Or, at least shortstop in 2008.
At this point, Keppinger is making a strong case to be the fulltime shortstop for the Reds next season. His offense has been robust and his defense surprisingly stellar.
The presence of Norris Hopper and Jeff Keppinger at the top of the lineup has created a different dynamic to the offense. Both are tremendous contact hitters and have such high batting averages that they seem to consistently be on base.
I previously discussed Hopper and came to the conclusion that he was better suited for a backup role in 2008. However, in looking at Keppinger, I come up with the opposite result. He seems to be the best option to be the starting shortstop in 2008.
KEPPINGER'S 2007 OFFENSE
One of the more interesting aspects of Keppinger season is that he has primarily done his damage on the road. His home numbers are solid, but he really shines on the road, which is counterintuitive when you consider the park effects of Great American Ballpark.
One redflag is that Keppinger has an abnormally high Batting Average on Balls in Play (BABIP), so he has received more than his fair share of "hit luck." He should see some regression to the mean in 2008, but he could still be a solid .300 hitter who rarely strikes out, as evidenced by his career contact rate of 92%.
As for defense, Jeff Keppinger has been surprisingly effective. Personally, as a general rule, I don't believe in moving players from less challenging defensive positions to more difficult ones. That is generally an unwise move, but in this case it may be working out just fine.
Defensive metrics are typically flawed in some way. However, if all the metrics point to the same end result, then there is likely something to it. If you compare what Keppinger has done at shortstop to Alex Gonzalez's performance, Keppinger has been better across the board. He has gotten to more balls and made fewer errors when he gets to them.

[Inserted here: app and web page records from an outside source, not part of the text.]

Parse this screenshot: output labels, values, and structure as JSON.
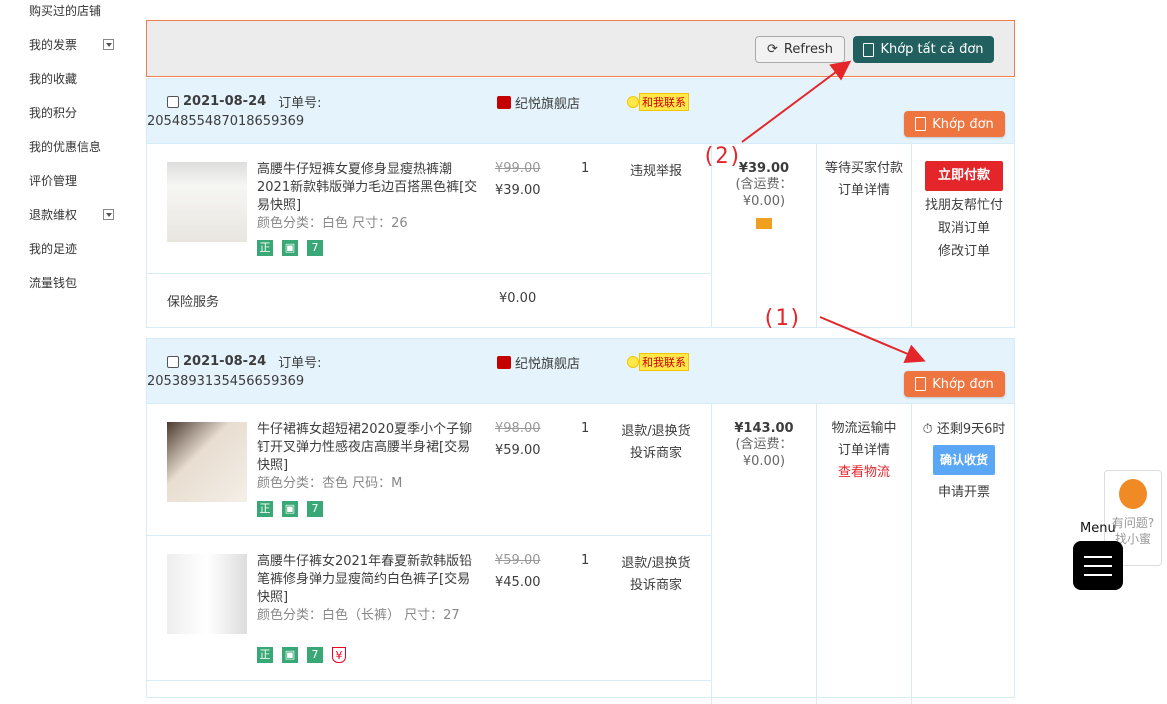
{
  "sidebar": {
    "items": [
      {
        "label": "购买过的店铺",
        "dropdown": false
      },
      {
        "label": "我的发票",
        "dropdown": true
      },
      {
        "label": "我的收藏",
        "dropdown": false
      },
      {
        "label": "我的积分",
        "dropdown": false
      },
      {
        "label": "我的优惠信息",
        "dropdown": false
      },
      {
        "label": "评价管理",
        "dropdown": false
      },
      {
        "label": "退款维权",
        "dropdown": true
      },
      {
        "label": "我的足迹",
        "dropdown": false
      },
      {
        "label": "流量钱包",
        "dropdown": false
      }
    ]
  },
  "toolbar": {
    "refresh_label": "Refresh",
    "match_all_label": "Khớp tất cả đơn"
  },
  "orders": [
    {
      "date": "2021-08-24",
      "order_no_label": "订单号:",
      "order_no": "2054855487018659369",
      "shop": "纪悦旗舰店",
      "contact": "和我联系",
      "match_label": "Khớp đơn",
      "items": [
        {
          "title": "高腰牛仔短裤女夏修身显瘦热裤潮2021新款韩版弹力毛边百搭黑色裤[交易快照]",
          "attrs": "颜色分类：白色  尺寸：26",
          "old_price": "¥99.00",
          "price": "¥39.00",
          "qty": "1",
          "service": [
            "违规举报"
          ]
        }
      ],
      "insurance": {
        "label": "保险服务",
        "price": "¥0.00"
      },
      "total": "¥39.00",
      "shipping": "(含运费：¥0.00)",
      "status": [
        "等待买家付款",
        "订单详情"
      ],
      "actions": {
        "primary": "立即付款",
        "links": [
          "找朋友帮忙付",
          "取消订单",
          "修改订单"
        ]
      }
    },
    {
      "date": "2021-08-24",
      "order_no_label": "订单号:",
      "order_no": "2053893135456659369",
      "shop": "纪悦旗舰店",
      "contact": "和我联系",
      "match_label": "Khớp đơn",
      "items": [
        {
          "title": "牛仔裙裤女超短裙2020夏季小个子铆钉开叉弹力性感夜店高腰半身裙[交易快照]",
          "attrs": "颜色分类：杏色  尺码：M",
          "old_price": "¥98.00",
          "price": "¥59.00",
          "qty": "1",
          "service": [
            "退款/退换货",
            "投诉商家"
          ]
        },
        {
          "title": "高腰牛仔裤女2021年春夏新款韩版铅笔裤修身弹力显瘦简约白色裤子[交易快照]",
          "attrs": "颜色分类：白色（长裤）  尺寸：27",
          "old_price": "¥59.00",
          "price": "¥45.00",
          "qty": "1",
          "service": [
            "退款/退换货",
            "投诉商家"
          ]
        }
      ],
      "total": "¥143.00",
      "shipping": "(含运费：¥0.00)",
      "status": [
        "物流运输中",
        "订单详情",
        "查看物流"
      ],
      "actions": {
        "timer": "还剩9天6时",
        "primary": "确认收货",
        "links": [
          "申请开票"
        ]
      }
    }
  ],
  "annotations": [
    "(1)",
    "(2)"
  ],
  "helper": {
    "text1": "有问题?",
    "text2": "找小蜜"
  },
  "menu": {
    "label": "Menu"
  },
  "colors": {
    "match_all": "#226060",
    "match": "#ee7440",
    "pay": "#e4262b",
    "confirm": "#5aa8f5",
    "header_bg": "#e5f4fc",
    "annotation": "#e4262b"
  }
}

There is a question of sample size, but so far Keppinger appears to at least be Alex Gonzalez's equal with the leather, if not his superior.
Alex Gonzalez: $4,625,000
Jeff Keppinger: ~$500,000
It appears that the Reds could save money, establish a more well diversified offense, and possibly improve the defense by trading Alex Gonzalez away and installing Jeff Keppinger at shortstop full time in 2008. Keppinger would certainly be an effective #2 hitter in the order and could be the table setter the Reds have lacked in recent years.